I’ve decided that all my usual excuses are silly and that I should learn Thai. I’m living here after all, and it would make things so much easier. Not to mention the (mental) gold stars that I could give myself for not only learning a new language, but an Asian one at that. Friends and family, I invite you to join me (it’ll be fun, I promise!).
- Thai has polite words: ‘kaa’ for women and ‘krup’ for men. Thai people use these words regularly. They add them to the ends of many sentences and even use them on their own occasionally. It’s a little like ‘Bitte’ in German.
- Thai has no tenses. We didn’t quite believe this when we first came across it. We were signing our house contract. There was a clause that hadn’t been translated well. It seemed to say that we would be responsible for replacing anything that breaks in the house, even if it was just old. We eventually wrote out three phrases in google translate: ‘it broke’, ‘it was broken by’ and ‘it breaks down’. Apparently they were all the same in Thai.

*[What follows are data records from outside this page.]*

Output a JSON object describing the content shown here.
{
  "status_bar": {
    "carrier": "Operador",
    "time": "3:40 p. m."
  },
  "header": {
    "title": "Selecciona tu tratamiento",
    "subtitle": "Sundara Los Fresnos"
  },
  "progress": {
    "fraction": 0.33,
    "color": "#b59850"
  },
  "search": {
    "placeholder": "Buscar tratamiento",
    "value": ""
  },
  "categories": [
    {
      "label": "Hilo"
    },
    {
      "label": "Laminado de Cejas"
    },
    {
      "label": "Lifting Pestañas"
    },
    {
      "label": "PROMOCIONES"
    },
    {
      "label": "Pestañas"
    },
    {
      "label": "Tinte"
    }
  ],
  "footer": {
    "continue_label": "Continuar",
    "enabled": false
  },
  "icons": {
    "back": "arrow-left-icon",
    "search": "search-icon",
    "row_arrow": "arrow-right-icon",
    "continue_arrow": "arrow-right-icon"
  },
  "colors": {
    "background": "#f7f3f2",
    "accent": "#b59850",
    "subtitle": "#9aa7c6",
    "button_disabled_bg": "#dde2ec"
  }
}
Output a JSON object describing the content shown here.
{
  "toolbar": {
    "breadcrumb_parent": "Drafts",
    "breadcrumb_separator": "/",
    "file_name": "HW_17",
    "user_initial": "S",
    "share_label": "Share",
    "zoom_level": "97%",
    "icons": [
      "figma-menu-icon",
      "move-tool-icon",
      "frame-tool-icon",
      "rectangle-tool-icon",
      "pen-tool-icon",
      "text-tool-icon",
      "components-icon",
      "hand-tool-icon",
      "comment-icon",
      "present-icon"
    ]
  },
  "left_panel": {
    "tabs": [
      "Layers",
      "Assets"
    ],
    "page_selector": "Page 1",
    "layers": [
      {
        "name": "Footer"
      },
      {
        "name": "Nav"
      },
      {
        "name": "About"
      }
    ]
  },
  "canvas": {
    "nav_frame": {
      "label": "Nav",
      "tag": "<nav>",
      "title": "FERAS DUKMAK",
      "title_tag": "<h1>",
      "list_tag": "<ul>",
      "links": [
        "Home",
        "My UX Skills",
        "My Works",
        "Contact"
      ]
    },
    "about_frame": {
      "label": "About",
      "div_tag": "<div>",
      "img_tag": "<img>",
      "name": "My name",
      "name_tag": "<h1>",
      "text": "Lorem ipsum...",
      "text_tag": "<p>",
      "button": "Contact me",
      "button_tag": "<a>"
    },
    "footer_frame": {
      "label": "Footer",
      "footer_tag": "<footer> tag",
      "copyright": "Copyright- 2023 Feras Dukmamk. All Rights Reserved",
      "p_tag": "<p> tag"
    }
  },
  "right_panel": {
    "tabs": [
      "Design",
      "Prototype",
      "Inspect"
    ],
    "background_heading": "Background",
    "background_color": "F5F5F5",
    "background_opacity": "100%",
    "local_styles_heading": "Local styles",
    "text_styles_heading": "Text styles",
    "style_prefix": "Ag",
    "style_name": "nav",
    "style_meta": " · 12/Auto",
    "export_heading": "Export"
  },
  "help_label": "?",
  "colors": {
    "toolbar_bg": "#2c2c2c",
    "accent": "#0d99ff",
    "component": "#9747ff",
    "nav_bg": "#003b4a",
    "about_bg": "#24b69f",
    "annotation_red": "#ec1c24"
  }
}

- There are no spaces between words in Thai. You’ll occasionally see spaces, but these usually designate punctuation, like a comma or a full stop.
- Thai has 5 tones. The same word can mean several different things depending on the tone of voice. Eek!
- Thai has 44 consonants and 15 vowels. Many of these have the same sound. This is because Thai was derived from older languages (primarily Sanskrit) that have more distinctions than modern Thai. Thai letters allude to these past distinctions, but they now sound identical. Apparently in 1940 there was a move to reduce the number of letters, but it unpopular.
- Vowels can go anywhere (left,right,above or below the consonant)
The best way to start learning Thai
There are lots of views on the best way to learn Thai, but most have one thing in common. They recommend learning how to read it before learning how to speak it.
This seems to be mostly because of the tones. Apparently once you learn to read Thai, it becomes more obvious which tone a word should be spoken in. Foreigners who learn to speak Thai can find themselves completely unintelligible to a Thai person because they haven’t mastered the subtleties of Thai tones.
To a visual person like me this was a breath of fresh air. It immediately made Thai seem easier as the idea of doing something visual like learning symbols is much more within my comfort zone.
I remember going to a German class in university where the teacher believed in the learn like children approach. ‘Children learn language in a particular way. Children manage to master language. Therefore adults should learn language in the same way as children.’ Anyone even remotely analytical can see the flaw in that logic, but somehow it seems to be a very pervasive belief amongst language teachers. The ‘method’ is then: They speak a language at you. You pick it up. Somehow. Apparently…I didn’t last long in that class.
My 2 week challenge for learning Thai
So, it’s all very well me saying that I want to learn Thai, but I need to set myself some goals. And I need to tell people about those goals so I don’t get lazy or give up! So here’s my challenge to myself:
I want to find out what the most common Thai consonants and vowels are and learn them. I want to figure out the tones. I also want to learn enough Thai to have a basic interaction in Thai with someone in a restaurant/food stall.
This last one is from reading the fluentin3months blog . He sets himself a challenge of learning Thai in 8 weeks (which he manages quite successfully). He’s a big believer in starting to speak as soon as you can and not worrying about getting things wrong. I know I’m always nervous about speaking foreign languages, as I’ve been told all my life that I’m rubbish at them. So this’ll be a difficult one for me. But I do agree with him – if I want to speak Thai I have to start somewhere.
Wish me luck!
Update: Read the progress of my challenge here